In what I think is an unprecedented move on Towson’s campus, a number of environmentally-focused student groups have decided to form an “Environmental Coalition.”
If all goes as planned, these environmental groups—including the Towson University Urban Farm, TU 350 and the Student Environmental Organization—will make up the coalition, which will exist under the umbrella of Enactus, an entrepreneurially-based student group that works to tackle problems though projects.
Representatives from some of the student groups, academic departments on campus and the office of Civic Engagement and Leadership met Friday and decided to pursue the goal of consolidating all the environmental groups on campus into Enactus.
I got to sit in on the meeting. The discussion was dynamic, and everyone present definitely, wholeheartedly, wanted the best for these different student groups. As someone who’s passionate about protecting and preserving our environment, it was exciting to hear that there are people on this campus working toward those goals.
The meeting concluded with people excited at the idea and ready to move forward—but with me wondering a few things about specifics. I want to go through my concerns quickly, because I believe in this program and want the best for it and, like I’ve said in previous editorials, writing critically about programs or institutions that I believe in is one of my ways of contributing—someone’s got to hold the mirror up.

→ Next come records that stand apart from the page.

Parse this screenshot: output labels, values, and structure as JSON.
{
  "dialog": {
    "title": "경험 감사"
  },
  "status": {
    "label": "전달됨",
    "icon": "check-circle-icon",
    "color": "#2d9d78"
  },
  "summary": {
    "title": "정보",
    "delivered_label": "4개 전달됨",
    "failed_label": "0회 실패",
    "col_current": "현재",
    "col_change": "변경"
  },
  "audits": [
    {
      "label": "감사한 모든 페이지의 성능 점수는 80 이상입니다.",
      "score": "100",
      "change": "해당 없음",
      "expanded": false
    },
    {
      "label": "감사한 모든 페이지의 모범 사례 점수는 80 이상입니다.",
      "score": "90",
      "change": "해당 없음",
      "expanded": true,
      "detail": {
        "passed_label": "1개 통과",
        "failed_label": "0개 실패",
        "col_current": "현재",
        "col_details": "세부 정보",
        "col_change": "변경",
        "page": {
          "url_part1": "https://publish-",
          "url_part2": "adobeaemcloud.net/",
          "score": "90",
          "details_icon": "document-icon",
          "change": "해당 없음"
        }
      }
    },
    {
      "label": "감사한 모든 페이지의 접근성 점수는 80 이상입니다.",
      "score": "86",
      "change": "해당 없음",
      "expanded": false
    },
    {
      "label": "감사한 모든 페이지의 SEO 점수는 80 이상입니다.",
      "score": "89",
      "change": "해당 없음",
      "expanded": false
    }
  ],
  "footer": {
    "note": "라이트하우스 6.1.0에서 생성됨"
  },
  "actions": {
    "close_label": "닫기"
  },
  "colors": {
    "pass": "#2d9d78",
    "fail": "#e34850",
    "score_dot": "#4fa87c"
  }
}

I’m a little concerned about the money and the democracy of this whole thing.
Enactus is already a Package IV student group in the Tiger Stripes program, so they get a budget from the Student Government Association and can apply for supplemental budgets. In addition, since Enactus is a nationwide organization that has a chapter at Towson’s campus, the Towson chapter can apply for different grants from the national level.
Put simply, Enactus (the same student group that opened a Café in Stephens Hall) can pull in a lot of cash and can put that cash to good use—if it’s distributed well to the student groups.
I’m a little worried that, since this kind of thing has never been done before, it might be a bit tricky for some of the smaller environmentally-focused student groups who get absorbed into Enactus to get funding.
I also noticed that not every student group oriented toward the environment was present. Yeah, everyone who was there loved the idea and has already begun working out the kinks, but not every group that has a stake in the environmental coalition was there. Also absent? Representatives from the SGA.
It’s my sincere hope that this environmental coalition works out, and I choose to believe that it will. Maybe that’s the naïve optimist in me, but everyone who was at the meeting seemed like they truly cared about not only our planet, but the student groups that care about the planet, too.
And, as noted by a few people at the meeting, think how impressive a massive grouping of environmentally-focused student groups will look clustered together at an involvement fair.
The idea of this environmental coalition sends a strong message—TU takes the environment seriously. TU takes its student groups seriously. Towson is going to do its part to preserve our environment by empowering its students.